* **Your objective**: The required result is the number of lines below that hold the word "icon", stated without anything else.

* **Dataset rows for apps and sites**:
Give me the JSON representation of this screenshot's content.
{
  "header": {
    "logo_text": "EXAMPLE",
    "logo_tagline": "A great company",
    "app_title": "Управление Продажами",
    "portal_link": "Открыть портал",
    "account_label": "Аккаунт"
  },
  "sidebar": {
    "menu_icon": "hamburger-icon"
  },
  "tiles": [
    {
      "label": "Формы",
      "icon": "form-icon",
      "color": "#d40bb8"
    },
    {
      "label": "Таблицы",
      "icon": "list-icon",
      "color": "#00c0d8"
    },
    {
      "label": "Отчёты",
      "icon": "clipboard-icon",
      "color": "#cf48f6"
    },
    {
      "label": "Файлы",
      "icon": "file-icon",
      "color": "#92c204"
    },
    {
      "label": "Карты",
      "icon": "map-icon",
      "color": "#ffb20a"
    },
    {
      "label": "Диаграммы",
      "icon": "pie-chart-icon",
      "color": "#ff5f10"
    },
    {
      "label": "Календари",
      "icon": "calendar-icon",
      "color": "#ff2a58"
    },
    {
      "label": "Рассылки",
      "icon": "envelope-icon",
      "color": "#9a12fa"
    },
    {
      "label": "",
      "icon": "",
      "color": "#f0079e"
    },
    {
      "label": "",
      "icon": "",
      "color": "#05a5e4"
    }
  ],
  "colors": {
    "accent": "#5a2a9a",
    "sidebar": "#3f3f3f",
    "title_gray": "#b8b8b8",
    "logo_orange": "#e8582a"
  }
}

* **Reply to the task**: 11